- Do regular practice exams and space them out to at least one-week intervals so you don't remember the answer. The real goal of the practice exams is twofold. Firstly, seek to understand the question by reading and rereading it for a proper understanding. The tricky wording on AWS exams demands it as a keyword that can change the whole context of the question.
- When you understand what the ask is, then answer it from a seat of understanding. This is a technique that will get you past the 80/82% theory exam allocation in the real exam.
- Watch your timing. The exam counts down on the screen in minutes so it's easy to lose track of time over 50/51 theory questions noting 60 minutes should be reserved for labs. Practice doing theory questions in around 2 mins per question whether the question is verbose or not. I found the repeat of this timing becomes learned and a useful mental indicator of one becoming stuck in the exam without having to distract oneself from working out how much time per question is left. This allows you time to revise your flagged questions comfortably and move on to the labs. On my second attempt, I moved past 20 flagged questions using this technique with ample time to revise them, noting I made further answer adjustments in 3 questions. Coming back to them truly helps with understanding when under exam pressure, which was compounded by the ruckus caused by the builders.
- Save 60 minutes for your exam labs section and 10 minutes for problems so you can take your time working the labs.
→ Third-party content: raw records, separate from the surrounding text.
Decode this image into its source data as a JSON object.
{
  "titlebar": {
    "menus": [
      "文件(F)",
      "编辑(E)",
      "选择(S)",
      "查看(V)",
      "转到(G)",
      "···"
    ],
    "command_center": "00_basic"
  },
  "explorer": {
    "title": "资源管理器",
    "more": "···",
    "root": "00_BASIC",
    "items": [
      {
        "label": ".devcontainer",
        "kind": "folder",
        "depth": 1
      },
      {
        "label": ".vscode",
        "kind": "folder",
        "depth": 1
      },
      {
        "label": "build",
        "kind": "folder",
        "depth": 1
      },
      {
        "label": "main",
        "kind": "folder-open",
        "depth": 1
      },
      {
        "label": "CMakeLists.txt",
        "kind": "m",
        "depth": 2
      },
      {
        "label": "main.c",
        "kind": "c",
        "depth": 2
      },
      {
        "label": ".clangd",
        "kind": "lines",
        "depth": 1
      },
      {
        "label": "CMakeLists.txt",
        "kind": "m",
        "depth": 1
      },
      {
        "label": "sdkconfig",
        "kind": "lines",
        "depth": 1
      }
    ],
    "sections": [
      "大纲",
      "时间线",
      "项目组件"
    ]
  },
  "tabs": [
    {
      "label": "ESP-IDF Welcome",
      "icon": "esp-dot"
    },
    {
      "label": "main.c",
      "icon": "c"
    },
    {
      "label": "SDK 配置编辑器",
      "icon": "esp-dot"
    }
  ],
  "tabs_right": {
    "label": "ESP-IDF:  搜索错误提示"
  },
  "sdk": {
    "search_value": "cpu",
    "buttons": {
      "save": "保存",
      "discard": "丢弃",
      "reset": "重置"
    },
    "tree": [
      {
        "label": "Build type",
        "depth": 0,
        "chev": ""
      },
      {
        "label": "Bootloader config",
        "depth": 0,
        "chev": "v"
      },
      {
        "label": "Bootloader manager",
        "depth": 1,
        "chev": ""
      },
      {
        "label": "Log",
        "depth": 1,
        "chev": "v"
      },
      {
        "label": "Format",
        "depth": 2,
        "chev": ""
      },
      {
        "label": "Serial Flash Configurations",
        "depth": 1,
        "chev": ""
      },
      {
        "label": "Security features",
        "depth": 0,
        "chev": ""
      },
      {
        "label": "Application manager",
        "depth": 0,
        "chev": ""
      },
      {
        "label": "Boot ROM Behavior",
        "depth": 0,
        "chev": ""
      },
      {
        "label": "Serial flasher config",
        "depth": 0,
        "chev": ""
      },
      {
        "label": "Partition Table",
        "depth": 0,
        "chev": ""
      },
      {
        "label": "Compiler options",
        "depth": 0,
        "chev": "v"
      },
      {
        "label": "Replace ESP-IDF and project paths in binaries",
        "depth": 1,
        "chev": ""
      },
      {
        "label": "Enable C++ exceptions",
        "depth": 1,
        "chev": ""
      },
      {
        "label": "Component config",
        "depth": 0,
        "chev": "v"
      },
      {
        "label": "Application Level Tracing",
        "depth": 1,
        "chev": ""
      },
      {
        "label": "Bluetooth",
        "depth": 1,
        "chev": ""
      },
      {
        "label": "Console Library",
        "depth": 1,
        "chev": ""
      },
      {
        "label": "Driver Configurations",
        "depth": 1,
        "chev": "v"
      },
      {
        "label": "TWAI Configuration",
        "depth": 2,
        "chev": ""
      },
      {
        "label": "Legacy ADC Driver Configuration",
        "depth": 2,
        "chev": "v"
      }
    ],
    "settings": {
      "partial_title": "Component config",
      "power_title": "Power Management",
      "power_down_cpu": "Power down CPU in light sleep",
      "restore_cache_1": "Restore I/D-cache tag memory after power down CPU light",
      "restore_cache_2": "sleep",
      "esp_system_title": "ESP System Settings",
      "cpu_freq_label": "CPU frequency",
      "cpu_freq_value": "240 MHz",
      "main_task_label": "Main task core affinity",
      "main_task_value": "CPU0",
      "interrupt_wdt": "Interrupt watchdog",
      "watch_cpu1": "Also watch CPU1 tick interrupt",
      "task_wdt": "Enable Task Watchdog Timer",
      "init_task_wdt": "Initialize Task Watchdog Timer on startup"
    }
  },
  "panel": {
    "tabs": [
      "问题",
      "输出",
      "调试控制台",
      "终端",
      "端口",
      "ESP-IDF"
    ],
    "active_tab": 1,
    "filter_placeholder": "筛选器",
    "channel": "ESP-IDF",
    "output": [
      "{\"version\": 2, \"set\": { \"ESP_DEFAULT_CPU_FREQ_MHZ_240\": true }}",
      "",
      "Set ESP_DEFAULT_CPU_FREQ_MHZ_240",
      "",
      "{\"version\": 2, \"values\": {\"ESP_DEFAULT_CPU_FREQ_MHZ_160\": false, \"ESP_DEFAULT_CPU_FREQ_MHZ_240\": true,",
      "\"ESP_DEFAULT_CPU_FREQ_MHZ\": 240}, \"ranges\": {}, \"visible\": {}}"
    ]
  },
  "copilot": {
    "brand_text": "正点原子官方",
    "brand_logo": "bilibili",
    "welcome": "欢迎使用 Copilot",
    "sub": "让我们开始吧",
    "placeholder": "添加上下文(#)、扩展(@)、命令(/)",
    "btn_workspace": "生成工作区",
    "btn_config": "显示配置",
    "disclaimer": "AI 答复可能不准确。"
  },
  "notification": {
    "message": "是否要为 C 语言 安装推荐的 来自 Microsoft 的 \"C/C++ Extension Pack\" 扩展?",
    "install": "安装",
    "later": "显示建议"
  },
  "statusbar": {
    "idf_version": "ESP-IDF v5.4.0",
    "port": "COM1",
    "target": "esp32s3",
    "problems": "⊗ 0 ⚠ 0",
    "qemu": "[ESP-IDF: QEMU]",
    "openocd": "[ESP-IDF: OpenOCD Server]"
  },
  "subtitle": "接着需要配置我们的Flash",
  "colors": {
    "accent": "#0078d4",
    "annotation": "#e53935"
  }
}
Remember, when you select 'Yes' and move past your theory question section, you cannot go back. I did not move past that review section of the flagged theory questions until I reread the question, understood my answer and was happy with it. I had 64 minutes left to do the labs.
- On lab questions, you will get detailed step by step instructions on what is required underneath the lab question summary on the side of the screen beside the lab environment. Make sure you take a breath after the theory section, steady your nerves and then read the lab instructions from top to bottom. You will be logged in so no need to worry about logging onto an AWS console.
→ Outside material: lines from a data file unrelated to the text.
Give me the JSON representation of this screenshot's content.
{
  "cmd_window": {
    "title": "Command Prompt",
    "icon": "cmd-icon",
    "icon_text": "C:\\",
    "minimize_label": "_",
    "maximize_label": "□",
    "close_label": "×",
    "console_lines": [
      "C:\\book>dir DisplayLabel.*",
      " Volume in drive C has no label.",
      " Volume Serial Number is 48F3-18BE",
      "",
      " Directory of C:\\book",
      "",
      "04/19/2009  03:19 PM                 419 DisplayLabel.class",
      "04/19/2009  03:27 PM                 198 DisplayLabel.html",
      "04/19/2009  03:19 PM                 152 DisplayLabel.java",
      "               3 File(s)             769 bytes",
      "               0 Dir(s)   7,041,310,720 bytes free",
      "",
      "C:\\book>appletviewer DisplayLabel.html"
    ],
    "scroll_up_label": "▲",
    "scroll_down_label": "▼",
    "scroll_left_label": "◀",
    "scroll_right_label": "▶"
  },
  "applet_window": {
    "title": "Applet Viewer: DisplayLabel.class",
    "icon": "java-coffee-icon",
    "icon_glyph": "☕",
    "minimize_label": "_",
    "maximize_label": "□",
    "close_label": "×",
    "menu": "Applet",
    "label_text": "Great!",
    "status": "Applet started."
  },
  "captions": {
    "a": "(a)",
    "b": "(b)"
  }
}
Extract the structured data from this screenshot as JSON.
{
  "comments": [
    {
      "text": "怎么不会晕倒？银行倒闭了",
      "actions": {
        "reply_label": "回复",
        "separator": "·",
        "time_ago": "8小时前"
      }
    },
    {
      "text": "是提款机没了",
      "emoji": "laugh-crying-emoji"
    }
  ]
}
- Also, do not presume you know what objects are required from the question summary. Make sure you read the step by step instructions and read them fully. Then reread them and start to action them in a controlled and informed manner. Matching your actions to the requirements within the confines of the operating instructions given is part of the skill being evaluated so if they say for example leave all other fields as default, then do so.
I cannot offer any more to an intriguing tale of drama around a highly technical and complex exam testing the candidate on an intriguing cloud platform, which AWS is. Administering it is evolving rapidly and despite my woes in getting certified, I have to complement AWS on the highly stable and efficient platform they built. It's worth getting certified, just be mindful of the traps like the ones I fell into above and good luck on your certification journey.
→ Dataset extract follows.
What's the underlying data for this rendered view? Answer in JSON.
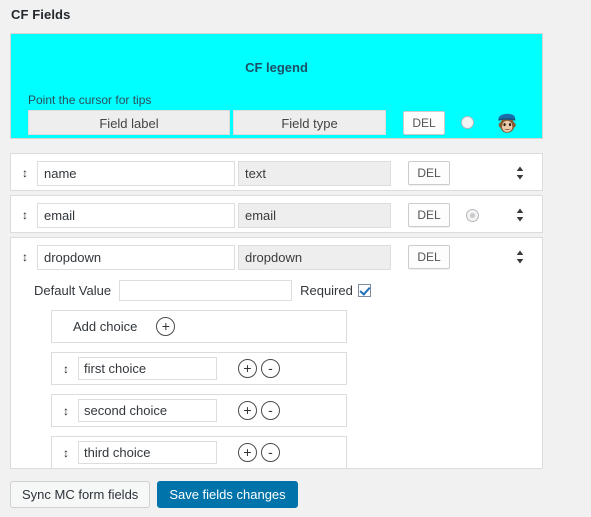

Stay tuned for more on Infrastructure in this blog along with articles on other areas of interest in the Writing and DevOps arenas. To not miss out on any updates on my availability, tips on related areas or anything of interest to all, sign up for one of my newsletters in the footer of any page on Maolte. I look forward to us becoming pen pals!